Though he generally likes to keep school and family separate, Barnes said he likes when his wife will surprise him by bringing his kids to campus. In order to spend time at home with his family, Barnes can’t afford to spend time as he did before having kids.
“I am much clearer about what I have to do,” Barnes said. “My focus and goals are clearer. Guys without kids can chat on Facebook, and two hours will go by with getting nothing done. It made me be more effective because I have to be there for my kids.”
Laurel Dorff, a senior studying finance, has a five-month-old son named Lincoln. She said it makes a big difference that her husband graduated. When he comes home, she can do homework.
Dorff said communicating the reality of her life and managing expectations are key. She said that from the start she tells all of her study groups she has a son. They have been understanding, and so have her teachers.
“I make friends (in the study group) and try to overcontribute,” Dorff said. “On nights when they meet too late, I call in so I can be at home and make sure I have everything ready.”
Dorff said her priorities have changed now that she is a parent.
“I was an almost straight-A student,” she said. “I adjusted to not be able to put 100 percent into school. Some things have to do.”
Dorff kept attending school during and after her pregnancy. She said she encourages others in her position to keep going with school.
“My best advice is to power through,” she said. “It’s harder to start again. Take one or two classes online. This is my life, and I’m happy. The hardest thing is when others can’t relate. You just have to know your limits and explain — be very transparent.”
Kelly Matsunaga and her husband are both students and have a baby daughter named Annie. They have classes at different times and can trade off watching Annie. Though Matsunaga said they are busy, they have also gained much joy from their daughter.
“When people find out that I am going to school with such a young baby they always ask, ‘How do you do it?'” Matsunaga said. “Honestly, we have found that when we put our relationships with God and each other first, everything else really takes care of itself. Even though we are busier than ever and have less time to do schoolwork, everything works out. It really is a miracle.”
Steve Duncan, a professor of family life, said having children is a transition to a different stage of life that “changes everything about our realities.”
“When you’re a couple and then baby makes three, there are challenges and then blessings that occur during that time,” Duncan said. “For example, when children enter, the couple gets less sleep. They have to carve out their time that they have as a couple and keep that relationship strong. What makes it really work well is when couples already are one in terms of focusing on the needs of the child.”
Duncan said understanding the Plan of Salvation and knowing the role of parents helps husbands and wives to have a shared vision.

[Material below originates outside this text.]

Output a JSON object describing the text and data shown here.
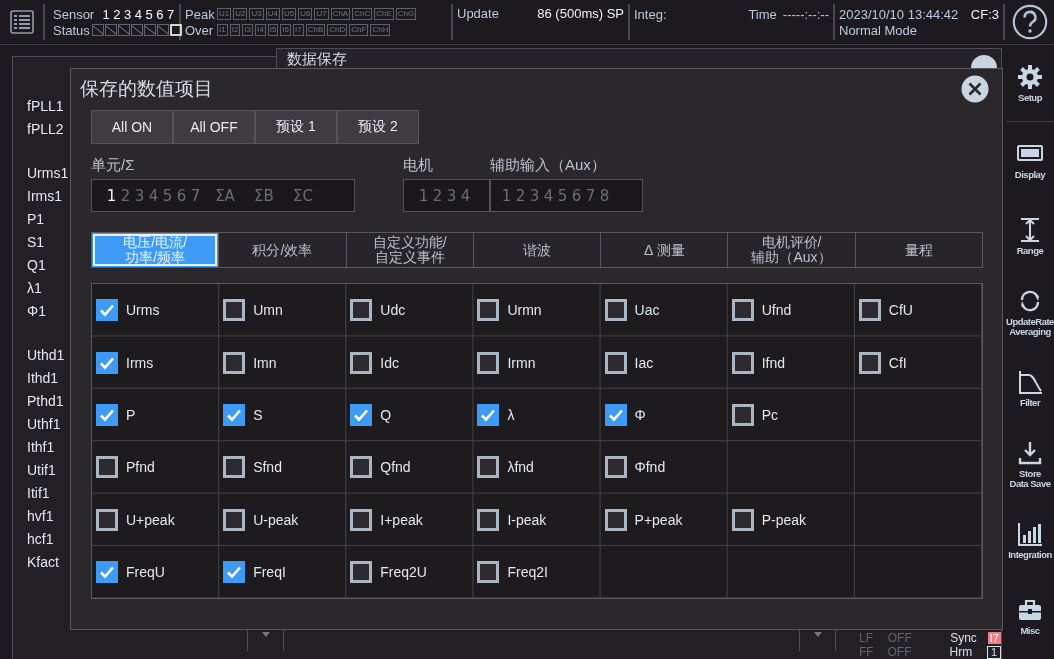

“We’re not as child-friendly as we used to be as a culture, but as Latter-day Saints, who are having children and seeking to become parents, we have the Proclamation to the World so woven into our doctrine,” he said.
Matsunaga said having Annie “brought a new level of happiness” to her life.
“Is it hard? Yes, absolutely,” Matsunaga said. “Do I have to make sacrifices? Definitely. But having Annie, even while I’m in school, has brought more success, joy and peace than I ever imagined.”